Alcohol and Substance Addiction
Addiction is different than an occasional indulgence. It is a chronic brain disease that makes someone need to consume a drug or alcohol or complete an activity. The line between social use and problem use can be very fine, and many Americans drink or use drugs recreationally. Over two thirds of the adult population consumes alcohol on an occasional basis and somewhere in the neighborhood of 24 million Americans have used illegal drugs in the last month.
When does recreational or occasional use become addiction? It is difficult to predict who will become addicted and who won’t, but the surest sign of addiction is when the user seeks out their substance of choice as a need, even when using is harmful to them and those around them.
Symptoms of addiction to alcohol
- Drinking alone
- Blacking out while drinking

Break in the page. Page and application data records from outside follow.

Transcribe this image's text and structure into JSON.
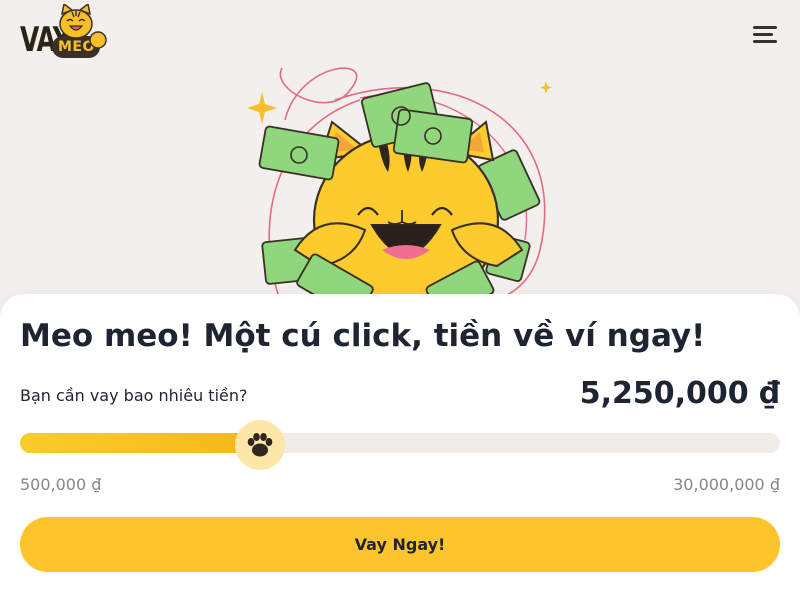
{
  "header": {
    "logo_primary": "VAY",
    "logo_secondary": "MEO",
    "logo_coin_symbol": "đ",
    "menu_icon": "hamburger-menu-icon"
  },
  "hero": {
    "illustration": "happy-cat-with-money-illustration"
  },
  "main": {
    "headline": "Meo meo! Một cú click, tiền về ví ngay!",
    "question": "Bạn cần vay bao nhiêu tiền?",
    "amount_display": "5,250,000 ₫",
    "slider": {
      "min_label": "500,000 ₫",
      "max_label": "30,000,000 ₫",
      "min_value": 500000,
      "max_value": 30000000,
      "value": 5250000,
      "thumb_icon": "paw-icon"
    },
    "cta_label": "Vay Ngay!"
  },
  "colors": {
    "accent": "#fdc42c",
    "accent_dark": "#f5b61a",
    "thumb_bg": "#fce7a8",
    "track": "#f1ece8",
    "text": "#1f2433",
    "muted": "#8a8680",
    "background": "#f2efec",
    "money_green": "#8fd67d"
  }
}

- When drinking with others, consuming alcohol much more quickly
- Carrying a supply of alcohol, even to places where it is inappropriate or illegal
- Denying or rationalizing obvious problems caused by their behavior (absenteeism, abusive outbursts, inappropriate behavior)
- Legal problems (DUIs, accidents, etc.)
Symptoms of addiction to drugs
- Using drugs to escape from stress or problems
- Using drugs in order to enjoy activities that were once pleasurable
- Inability to stop using the drug
- Legal problems (arrests, violence, accidents)
- Emotional problems (anger, depression, anxiety)
- Being repeatedly asked to quit by friends and family
Addiction is a chronic disorder, and relapses are common. Centerstone’s professional and caring staff can help you along the road to recovery. We offer award-winning, evidence-based care for addictions, and we even offer intervention services if you need help talking to someone you love about their addiction.
Take our free, confidential mental health screening to help decide if treatment is right for you.
If you or someone you love needs help, contact us via email or phone:Florida - 941-782-4150; Crisis Line: 888-291-4357 • Indiana - 800-344-8802; Crisis Line: 800-832-5442 • Illinois - 855-608-3560; Crisis Line: 855-985-0911 • Kentucky - 502-589-1100; Crisis Line: 502-589-4313 • Tennessee - 888-291-4357; Crisis Line: 800-681-7444